*** Provided material ***
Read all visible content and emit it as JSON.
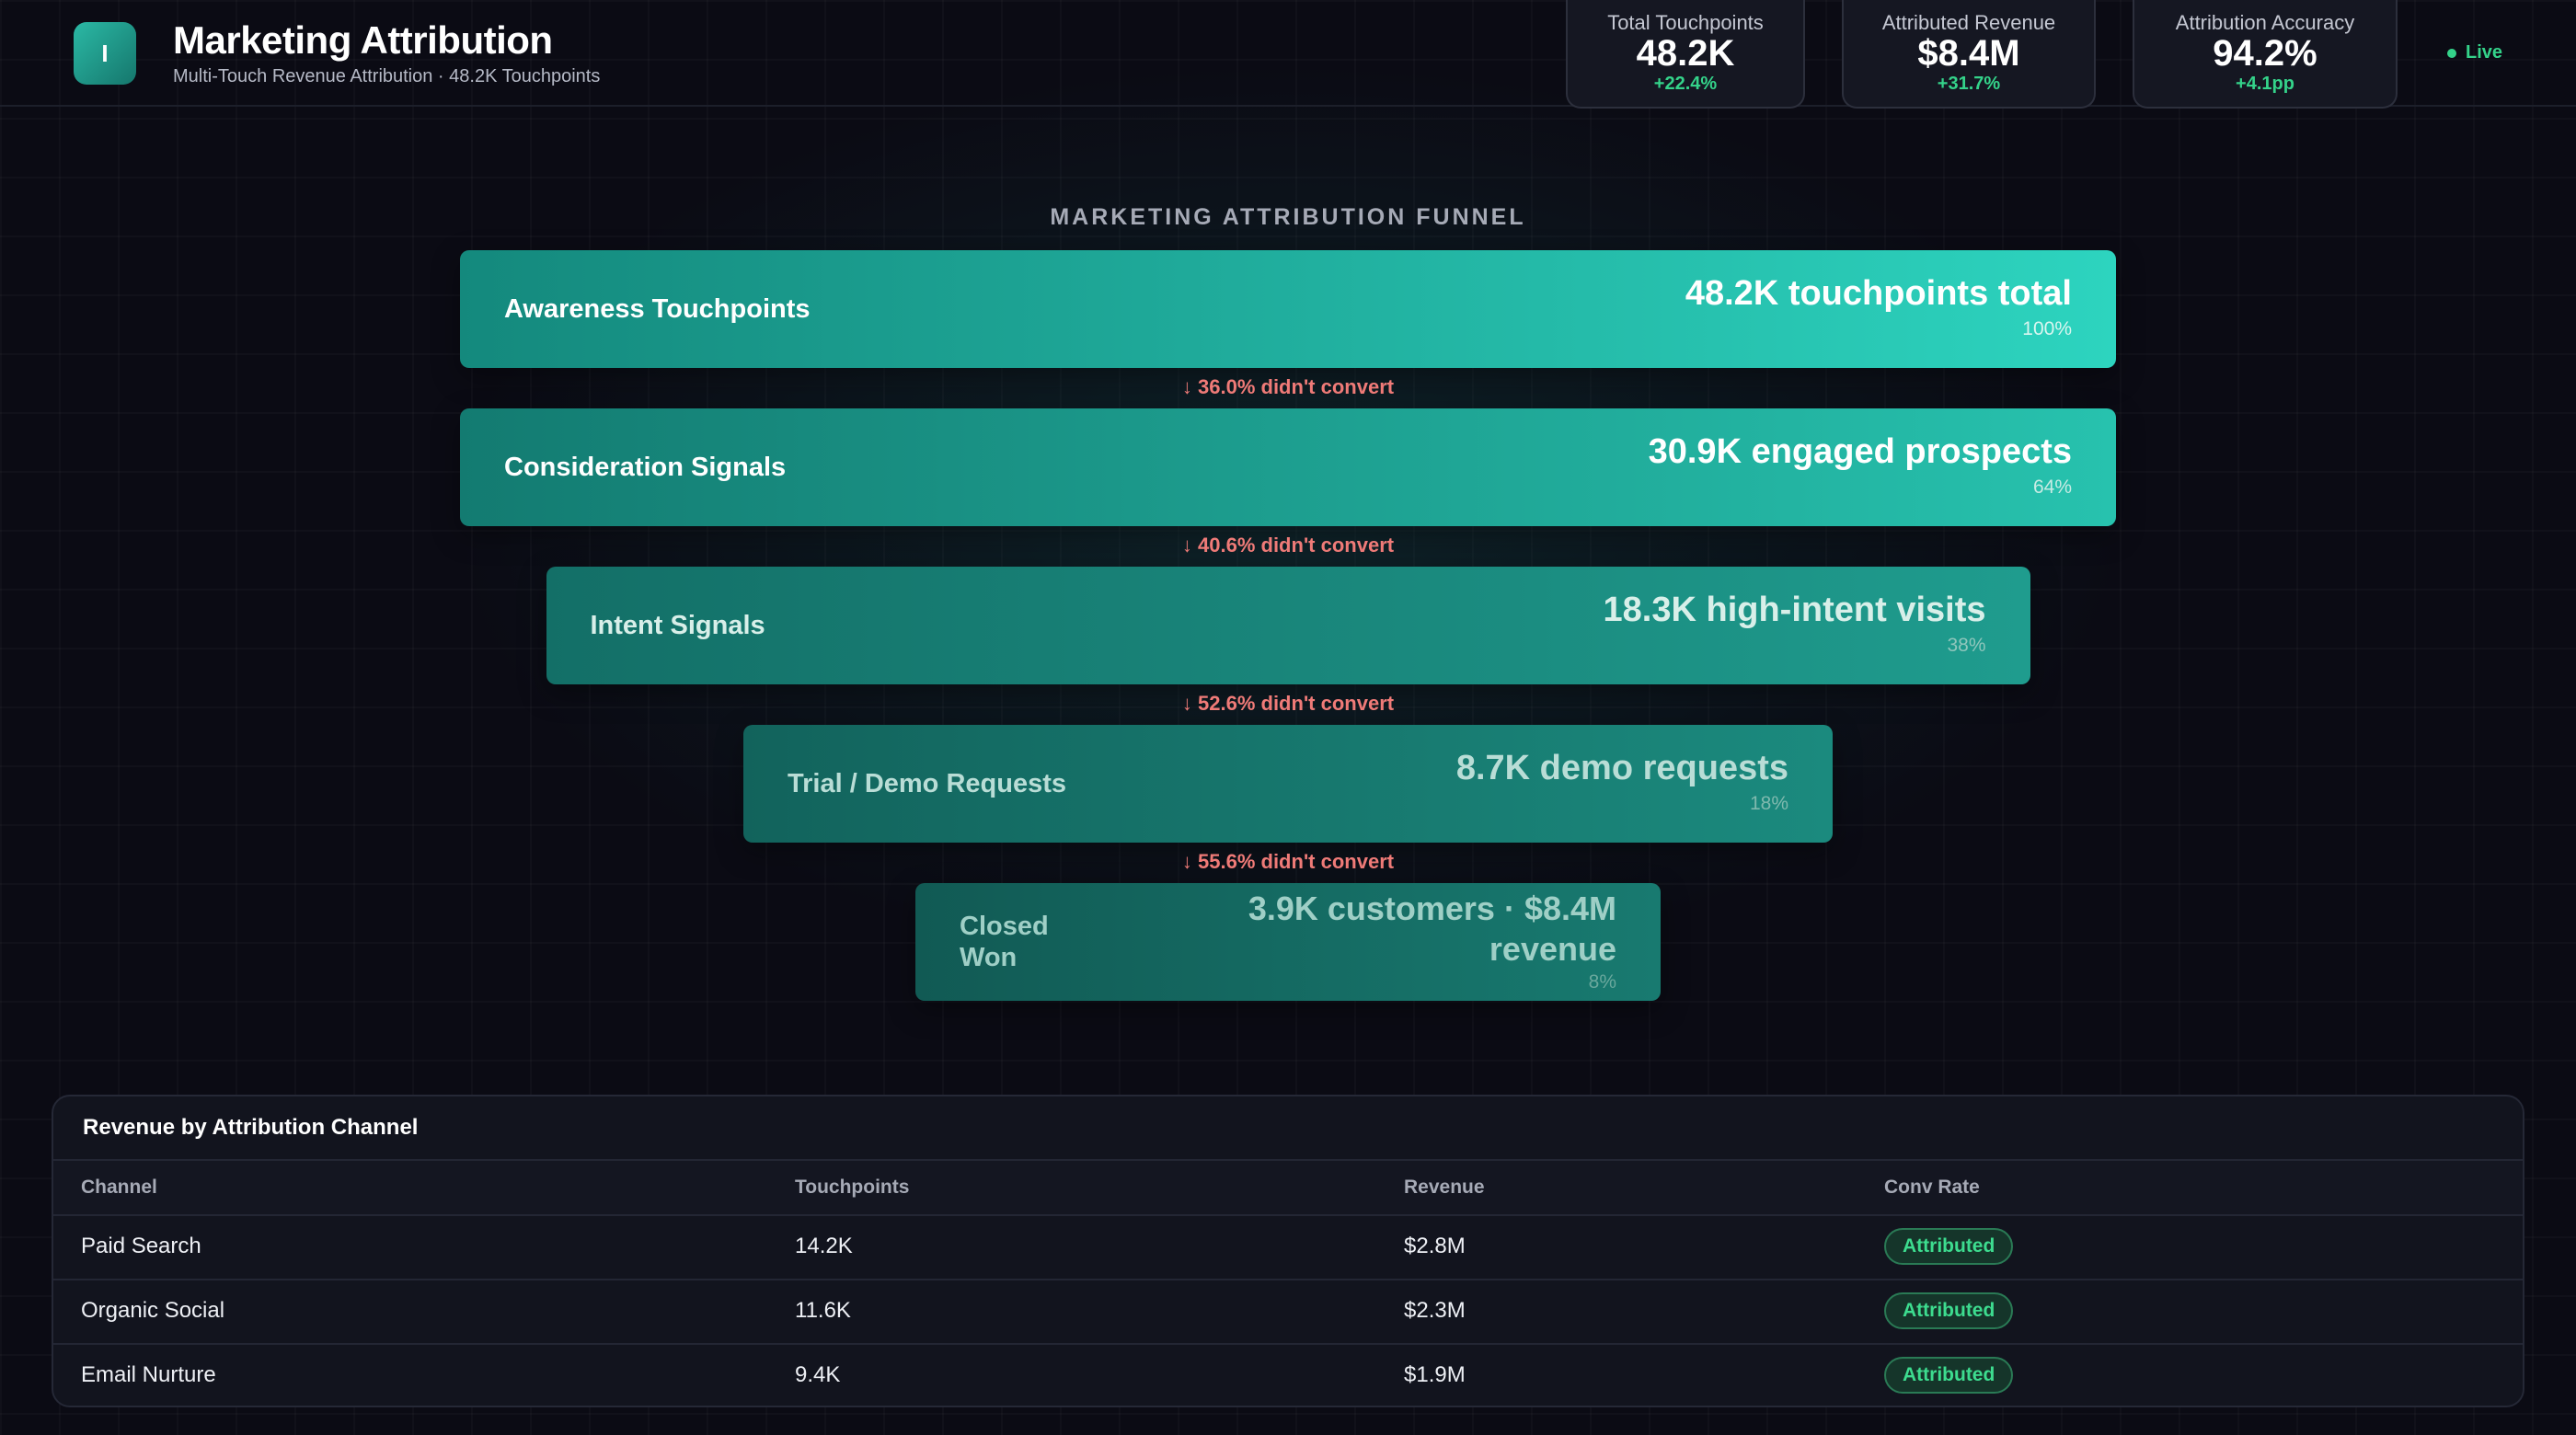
{
  "header": {
    "icon_letter": "I",
    "title": "Marketing Attribution",
    "subtitle": "Multi-Touch Revenue Attribution · 48.2K Touchpoints",
    "live_label": "Live"
  },
  "kpis": [
    {
      "label": "Total Touchpoints",
      "value": "48.2K",
      "delta": "+22.4%"
    },
    {
      "label": "Attributed Revenue",
      "value": "$8.4M",
      "delta": "+31.7%"
    },
    {
      "label": "Attribution Accuracy",
      "value": "94.2%",
      "delta": "+4.1pp"
    }
  ],
  "funnel": {
    "title": "MARKETING ATTRIBUTION FUNNEL",
    "stages": [
      {
        "name": "Awareness Touchpoints",
        "value": "48.2K touchpoints total",
        "pct": "100%",
        "fraction": 1.0,
        "color_from": "#14897d",
        "color_to": "#2dd4bf"
      },
      {
        "name": "Consideration Signals",
        "value": "30.9K engaged prospects",
        "pct": "64%",
        "fraction": 1.0,
        "color_from": "#137b71",
        "color_to": "#27c2ae"
      },
      {
        "name": "Intent Signals",
        "value": "18.3K high-intent visits",
        "pct": "38%",
        "fraction": 0.896,
        "color_from": "#136f67",
        "color_to": "#1f9c8e"
      },
      {
        "name": "Trial / Demo Requests",
        "value": "8.7K demo requests",
        "pct": "18%",
        "fraction": 0.658,
        "color_from": "#12635c",
        "color_to": "#1b8a7e"
      },
      {
        "name": "Closed Won",
        "value": "3.9K customers · $8.4M revenue",
        "pct": "8%",
        "fraction": 0.45,
        "color_from": "#115a54",
        "color_to": "#187a70"
      }
    ],
    "dropoffs": [
      "↓ 36.0% didn't convert",
      "↓ 40.6% didn't convert",
      "↓ 52.6% didn't convert",
      "↓ 55.6% didn't convert"
    ]
  },
  "table": {
    "title": "Revenue by Attribution Channel",
    "columns": [
      "Channel",
      "Touchpoints",
      "Revenue",
      "Conv Rate"
    ],
    "rows": [
      {
        "channel": "Paid Search",
        "touchpoints": "14.2K",
        "revenue": "$2.8M",
        "status": "Attributed"
      },
      {
        "channel": "Organic Social",
        "touchpoints": "11.6K",
        "revenue": "$2.3M",
        "status": "Attributed"
      },
      {
        "channel": "Email Nurture",
        "touchpoints": "9.4K",
        "revenue": "$1.9M",
        "status": "Attributed"
      }
    ]
  }
}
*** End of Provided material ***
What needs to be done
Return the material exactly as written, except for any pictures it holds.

Written answer
Read all visible content and emit it as JSON.
{
  "header": {
    "icon_letter": "I",
    "title": "Marketing Attribution",
    "subtitle": "Multi-Touch Revenue Attribution · 48.2K Touchpoints",
    "live_label": "Live"
  },
  "kpis": [
    {
      "label": "Total Touchpoints",
      "value": "48.2K",
      "delta": "+22.4%"
    },
    {
      "label": "Attributed Revenue",
      "value": "$8.4M",
      "delta": "+31.7%"
    },
    {
      "label": "Attribution Accuracy",
      "value": "94.2%",
      "delta": "+4.1pp"
    }
  ],
  "funnel": {
    "title": "MARKETING ATTRIBUTION FUNNEL",
    "stages": [
      {
        "name": "Awareness Touchpoints",
        "value": "48.2K touchpoints total",
        "pct": "100%",
        "fraction": 1.0,
        "color_from": "#14897d",
        "color_to": "#2dd4bf"
      },
      {
        "name": "Consideration Signals",
        "value": "30.9K engaged prospects",
        "pct": "64%",
        "fraction": 1.0,
        "color_from": "#137b71",
        "color_to": "#27c2ae"
      },
      {
        "name": "Intent Signals",
        "value": "18.3K high-intent visits",
        "pct": "38%",
        "fraction": 0.896,
        "color_from": "#136f67",
        "color_to": "#1f9c8e"
      },
      {
        "name": "Trial / Demo Requests",
        "value": "8.7K demo requests",
        "pct": "18%",
        "fraction": 0.658,
        "color_from": "#12635c",
        "color_to": "#1b8a7e"
      },
      {
        "name": "Closed Won",
        "value": "3.9K customers · $8.4M revenue",
        "pct": "8%",
        "fraction": 0.45,
        "color_from": "#115a54",
        "color_to": "#187a70"
      }
    ],
    "dropoffs": [
      "↓ 36.0% didn't convert",
      "↓ 40.6% didn't convert",
      "↓ 52.6% didn't convert",
      "↓ 55.6% didn't convert"
    ]
  },
  "table": {
    "title": "Revenue by Attribution Channel",
    "columns": [
      "Channel",
      "Touchpoints",
      "Revenue",
      "Conv Rate"
    ],
    "rows": [
      {
        "channel": "Paid Search",
        "touchpoints": "14.2K",
        "revenue": "$2.8M",
        "status": "Attributed"
      },
      {
        "channel": "Organic Social",
        "touchpoints": "11.6K",
        "revenue": "$2.3M",
        "status": "Attributed"
      },
      {
        "channel": "Email Nurture",
        "touchpoints": "9.4K",
        "revenue": "$1.9M",
        "status": "Attributed"
      }
    ]
  }
}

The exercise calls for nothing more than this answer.